The ACT Government has doubled down on its refusal to commit to a wide-ranging review of the Territory’s bail laws and sentencing outcomes, arguing there is work already underway in this area.
Attorney-General Shane Rattenbury said yesterday he was unclear what the purpose of another review would be – even though that is what the police union specifically wants.
The Australian Federal Police Association (AFPA) most recently came out with a scathing critique of the sentence handed to disability advocate Sue Salthouse’s killer Mitchell Laidlaw.
ACT Supreme Court Chief Justice Lucy McCallum sentenced Laidlaw to two years and three months’ jail on 24 August, suspended once he serves three months if he enters into a two-year good behaviour order.
Since killing Ms Salthouse in July 2020, he has also been sentenced for multiple drug driving offences, although drugs were determined not to have played a role in the death of Ms Salthouse.
AFPA said the sentence for killing Ms Salthouse failed to meet community expectations.
The latest plea follows a recent string of alleged offences committed by people on bail in the Territory over the past month.
Advocates, including Tom McLuckie, whose son Matthew was killed in a head-on collision on his way home in May, have also specifically pushed the government to examine dangerous driving offences, sentences and recidivism in this area.

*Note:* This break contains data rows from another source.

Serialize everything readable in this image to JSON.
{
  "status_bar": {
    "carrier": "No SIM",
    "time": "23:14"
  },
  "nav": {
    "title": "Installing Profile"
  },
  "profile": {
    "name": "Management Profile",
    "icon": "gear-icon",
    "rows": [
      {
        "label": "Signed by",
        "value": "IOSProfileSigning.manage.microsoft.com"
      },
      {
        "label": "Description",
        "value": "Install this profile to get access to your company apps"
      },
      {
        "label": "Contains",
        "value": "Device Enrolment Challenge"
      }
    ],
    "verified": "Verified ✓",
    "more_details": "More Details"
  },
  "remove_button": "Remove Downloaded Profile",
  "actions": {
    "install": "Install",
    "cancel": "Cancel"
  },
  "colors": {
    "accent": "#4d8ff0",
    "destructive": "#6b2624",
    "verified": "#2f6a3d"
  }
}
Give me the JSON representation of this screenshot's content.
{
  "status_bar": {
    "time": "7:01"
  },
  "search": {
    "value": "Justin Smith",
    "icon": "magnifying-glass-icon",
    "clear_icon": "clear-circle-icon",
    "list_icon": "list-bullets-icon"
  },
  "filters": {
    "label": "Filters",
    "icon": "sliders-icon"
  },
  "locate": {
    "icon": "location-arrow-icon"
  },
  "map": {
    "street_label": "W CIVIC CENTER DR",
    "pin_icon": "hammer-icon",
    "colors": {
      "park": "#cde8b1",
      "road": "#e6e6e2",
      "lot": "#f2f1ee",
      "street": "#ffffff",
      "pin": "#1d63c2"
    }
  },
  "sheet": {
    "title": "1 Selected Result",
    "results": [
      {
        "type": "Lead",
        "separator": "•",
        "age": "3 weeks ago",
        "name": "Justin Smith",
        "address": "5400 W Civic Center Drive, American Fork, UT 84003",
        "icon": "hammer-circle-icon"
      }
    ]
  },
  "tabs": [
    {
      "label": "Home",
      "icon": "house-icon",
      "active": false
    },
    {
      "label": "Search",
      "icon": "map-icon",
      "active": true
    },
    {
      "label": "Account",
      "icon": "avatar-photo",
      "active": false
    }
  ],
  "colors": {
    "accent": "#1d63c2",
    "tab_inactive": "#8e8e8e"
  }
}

Labor backbencher Dr Marisa Paterson said in budget estimate hearings yesterday (24 August) that there are growing complaints from victims and the community more broadly that sentences for dangerous and culpable driving offences are inadequate.
“There are issues around cars in the ACT. There are issues with cars being stolen and the police’s ability to respond to that. There are issues with bail and recidivism in that respect,” she said.
“I believe the calls in the community are around sentencing for these particular crimes.”
Attorney-General Shane Rattenbury indicated he was not sure what the purpose of any more reviews would serve.
“The ACT Government is being proactive in seeing to tackle recidivism,” he said.
Mr Rattenbury said police were also being proactive in this space by setting up a car theft task force to tackle repeat offenders.
He said that the Justice and Community Safety (JaCS) Directorate is examining if sentencing outcomes in the ACT were “significantly” different from other states and territories.
“[That] will be able to show whether there are systemic issues at play in the ACT,” he said.
“We need to be wary of considering individual matters when trying to ensure that we have a fair and balanced system.”
Mr Rattenbury argued against a broad-brush characterisation of the ACT as a “lenient jurisdiction”, saying the statistics refuted this.
But he did not have figures to hand on the specific matter of motor vehicle offences, including dangerous or culpable driving.
He noted the Territory had maximum penalties commensurate with other states and territories.
“It is then up to the independent judiciary to examine all of the facts of the matter and to make that very complex and at times challenging weigh-up of all of the various factors,” he said.
Mr Rattenbury said Minister for Transport and City Services Chris Steel was “conducting a piece of work” on driving offences separate from JaCS.
The Attorney-General could not say when that would be completed, but he did confirm, following a recent meeting with the police union, he had brought some new matters to Mr Steel’s attention.
There are no timeframes for the delivery of either of those reviews.
Multiple petitions have been lodged to the ACT Legislative Assembly by Mr McLuckie on the issue of bail, sentencing and recidivism.
A committee inquiry into dangerous driving is also underway.